(Work to complete): On how many lines of the records below does the string "text" appear? Reply with only the number.

*** Available data Section Begins ***

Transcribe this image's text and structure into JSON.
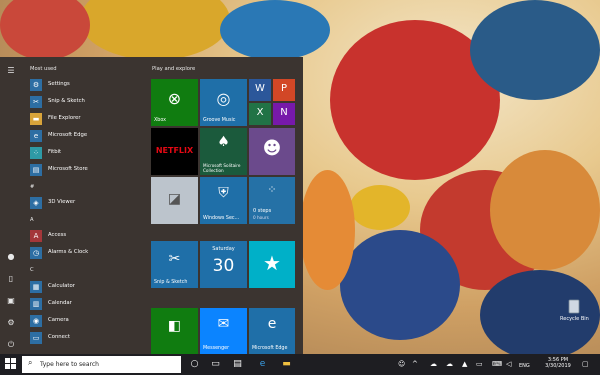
{
  "start_menu": {
    "most_used_header": "Most used",
    "most_used": [
      {
        "label": "Settings",
        "icon": "gear-icon"
      },
      {
        "label": "Snip & Sketch",
        "icon": "snip-icon"
      },
      {
        "label": "File Explorer",
        "icon": "folder-icon"
      },
      {
        "label": "Microsoft Edge",
        "icon": "edge-icon"
      },
      {
        "label": "Fitbit",
        "icon": "fitbit-icon"
      },
      {
        "label": "Microsoft Store",
        "icon": "store-icon"
      }
    ],
    "sections": [
      {
        "header": "#",
        "items": [
          {
            "label": "3D Viewer",
            "icon": "cube-icon"
          }
        ]
      },
      {
        "header": "A",
        "items": [
          {
            "label": "Access",
            "icon": "access-icon"
          },
          {
            "label": "Alarms & Clock",
            "icon": "clock-icon"
          }
        ]
      },
      {
        "header": "C",
        "items": [
          {
            "label": "Calculator",
            "icon": "calculator-icon"
          },
          {
            "label": "Calendar",
            "icon": "calendar-icon"
          },
          {
            "label": "Camera",
            "icon": "camera-icon"
          },
          {
            "label": "Connect",
            "icon": "connect-icon"
          }
        ]
      }
    ],
    "tiles_header": "Play and explore",
    "tiles": {
      "xbox": "Xbox",
      "groove": "Groove Music",
      "netflix": "NETFLIX",
      "solitaire": "Microsoft Solitaire Collection",
      "security": "Windows Sec...",
      "steps_value": "0 steps",
      "steps_sub": "0 hours",
      "snip": "Snip & Sketch",
      "cal_day": "Saturday",
      "cal_date": "30",
      "messenger": "Messenger",
      "edge": "Microsoft Edge"
    }
  },
  "taskbar": {
    "search_placeholder": "Type here to search",
    "language": "ENG",
    "time": "3:56 PM",
    "date": "3/30/2019"
  },
  "desktop": {
    "recycle_bin": "Recycle Bin"
  },
  "colors": {
    "accent": "#1273ba",
    "menu_bg": "#3b3430",
    "taskbar_bg": "#1e1e22"
  }
}
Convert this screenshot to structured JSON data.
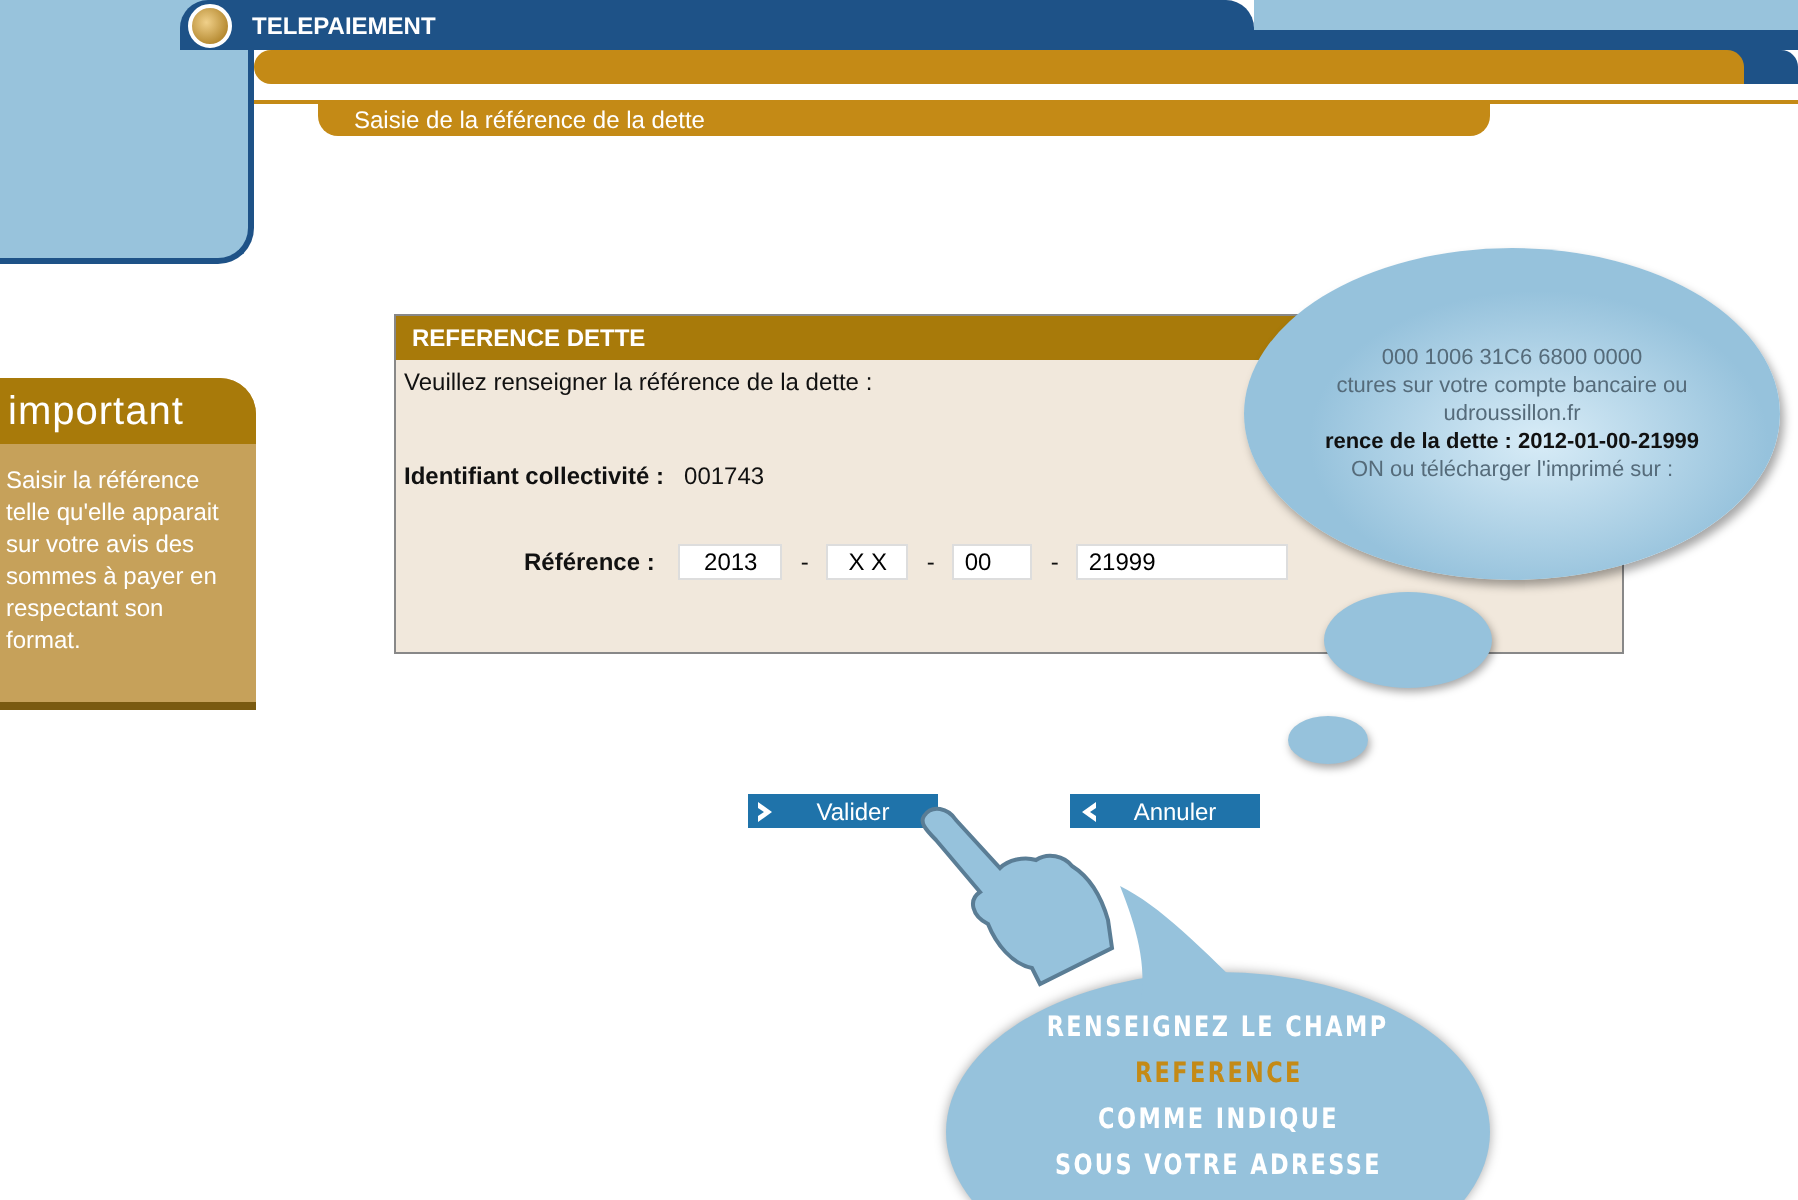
{
  "header": {
    "title": "TELEPAIEMENT",
    "subtitle": "Saisie de la référence de la dette"
  },
  "sidebar": {
    "title": "important",
    "text": "Saisir la référence telle qu'elle apparait sur votre avis des sommes à payer en respectant son format."
  },
  "form": {
    "title": "REFERENCE DETTE",
    "instruction": "Veuillez renseigner la référence de la dette :",
    "identifier": {
      "label": "Identifiant collectivité :",
      "value": "001743"
    },
    "reference": {
      "label": "Référence :",
      "parts": [
        "2013",
        "X X",
        "00",
        "21999"
      ],
      "separator": "-"
    }
  },
  "buttons": [
    {
      "label": "Valider",
      "kind": "next"
    },
    {
      "label": "Annuler",
      "kind": "back"
    }
  ],
  "zoom_bubble": {
    "lines": [
      {
        "text": "000 1006 31C6 6800 0000",
        "bold": false
      },
      {
        "text": "ctures sur votre compte bancaire ou",
        "bold": false
      },
      {
        "text": "udroussillon.fr",
        "bold": false
      },
      {
        "text": "rence de la dette : 2012-01-00-21999",
        "bold": true
      },
      {
        "text": "ON ou télécharger l'imprimé sur :",
        "bold": false
      }
    ]
  },
  "hint_bubble": {
    "lines": [
      {
        "text": "RENSEIGNEZ LE CHAMP",
        "highlight": false
      },
      {
        "text": "REFERENCE",
        "highlight": true
      },
      {
        "text": "COMME INDIQUE",
        "highlight": false
      },
      {
        "text": "SOUS VOTRE ADRESSE",
        "highlight": false
      }
    ]
  }
}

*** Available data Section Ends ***

(Task output): 11